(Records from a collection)
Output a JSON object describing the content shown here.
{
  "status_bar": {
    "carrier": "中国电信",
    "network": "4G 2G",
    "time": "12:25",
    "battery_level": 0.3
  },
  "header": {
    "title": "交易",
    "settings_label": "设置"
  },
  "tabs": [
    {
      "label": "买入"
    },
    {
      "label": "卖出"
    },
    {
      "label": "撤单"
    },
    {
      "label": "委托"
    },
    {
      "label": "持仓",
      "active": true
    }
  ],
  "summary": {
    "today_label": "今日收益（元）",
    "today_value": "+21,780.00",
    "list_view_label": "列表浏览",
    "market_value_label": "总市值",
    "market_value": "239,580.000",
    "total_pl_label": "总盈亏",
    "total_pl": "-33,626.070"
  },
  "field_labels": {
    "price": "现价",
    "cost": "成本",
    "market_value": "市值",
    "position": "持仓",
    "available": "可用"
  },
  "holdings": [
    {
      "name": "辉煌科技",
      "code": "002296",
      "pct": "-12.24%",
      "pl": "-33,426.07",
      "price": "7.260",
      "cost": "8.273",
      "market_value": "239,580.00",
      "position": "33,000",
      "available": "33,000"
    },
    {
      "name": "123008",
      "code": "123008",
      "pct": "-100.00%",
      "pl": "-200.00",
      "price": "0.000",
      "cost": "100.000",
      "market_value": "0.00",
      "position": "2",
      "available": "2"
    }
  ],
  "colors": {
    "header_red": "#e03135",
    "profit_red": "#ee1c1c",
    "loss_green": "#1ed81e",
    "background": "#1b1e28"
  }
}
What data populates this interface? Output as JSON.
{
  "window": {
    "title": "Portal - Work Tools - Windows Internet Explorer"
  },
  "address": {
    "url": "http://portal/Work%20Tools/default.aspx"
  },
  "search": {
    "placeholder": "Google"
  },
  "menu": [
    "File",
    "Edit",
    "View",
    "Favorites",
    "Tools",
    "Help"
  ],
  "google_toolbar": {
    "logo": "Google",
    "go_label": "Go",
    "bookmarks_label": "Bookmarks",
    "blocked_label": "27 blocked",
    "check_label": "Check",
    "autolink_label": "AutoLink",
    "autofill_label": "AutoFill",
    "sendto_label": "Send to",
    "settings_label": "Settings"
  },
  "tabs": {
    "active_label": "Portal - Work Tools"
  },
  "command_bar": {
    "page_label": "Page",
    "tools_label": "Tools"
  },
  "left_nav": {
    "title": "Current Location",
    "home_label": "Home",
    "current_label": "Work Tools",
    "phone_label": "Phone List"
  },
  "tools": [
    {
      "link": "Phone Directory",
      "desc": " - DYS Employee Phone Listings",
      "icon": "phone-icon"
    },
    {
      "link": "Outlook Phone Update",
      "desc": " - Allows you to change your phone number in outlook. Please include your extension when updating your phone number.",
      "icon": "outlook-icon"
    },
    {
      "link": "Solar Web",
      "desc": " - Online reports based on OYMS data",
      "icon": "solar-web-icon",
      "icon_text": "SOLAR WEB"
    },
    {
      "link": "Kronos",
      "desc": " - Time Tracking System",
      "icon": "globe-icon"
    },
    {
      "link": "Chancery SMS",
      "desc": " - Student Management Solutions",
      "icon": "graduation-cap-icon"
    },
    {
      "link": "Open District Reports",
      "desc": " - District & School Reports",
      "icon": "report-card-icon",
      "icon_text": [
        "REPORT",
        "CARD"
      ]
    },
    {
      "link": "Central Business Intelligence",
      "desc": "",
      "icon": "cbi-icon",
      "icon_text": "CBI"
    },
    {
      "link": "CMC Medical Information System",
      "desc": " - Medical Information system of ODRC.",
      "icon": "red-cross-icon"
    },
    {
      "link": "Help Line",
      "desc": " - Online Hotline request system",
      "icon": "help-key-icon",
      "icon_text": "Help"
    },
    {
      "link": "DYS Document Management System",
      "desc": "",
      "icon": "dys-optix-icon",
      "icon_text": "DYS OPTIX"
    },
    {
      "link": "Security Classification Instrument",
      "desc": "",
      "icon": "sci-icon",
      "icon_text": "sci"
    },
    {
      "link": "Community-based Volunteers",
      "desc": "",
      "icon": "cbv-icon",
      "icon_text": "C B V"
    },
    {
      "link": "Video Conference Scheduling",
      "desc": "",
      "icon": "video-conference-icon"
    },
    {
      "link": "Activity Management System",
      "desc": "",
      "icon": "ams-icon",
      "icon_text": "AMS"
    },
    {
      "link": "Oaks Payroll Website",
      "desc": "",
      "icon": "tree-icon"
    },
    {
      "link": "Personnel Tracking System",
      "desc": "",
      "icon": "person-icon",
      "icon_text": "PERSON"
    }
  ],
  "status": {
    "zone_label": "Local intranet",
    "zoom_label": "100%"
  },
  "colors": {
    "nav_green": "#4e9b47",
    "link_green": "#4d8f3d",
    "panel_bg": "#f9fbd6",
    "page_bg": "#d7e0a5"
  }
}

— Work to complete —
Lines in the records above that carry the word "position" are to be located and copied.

— Problem solution —
    "position": "持仓",
      "position": "33,000",
      "position": "2",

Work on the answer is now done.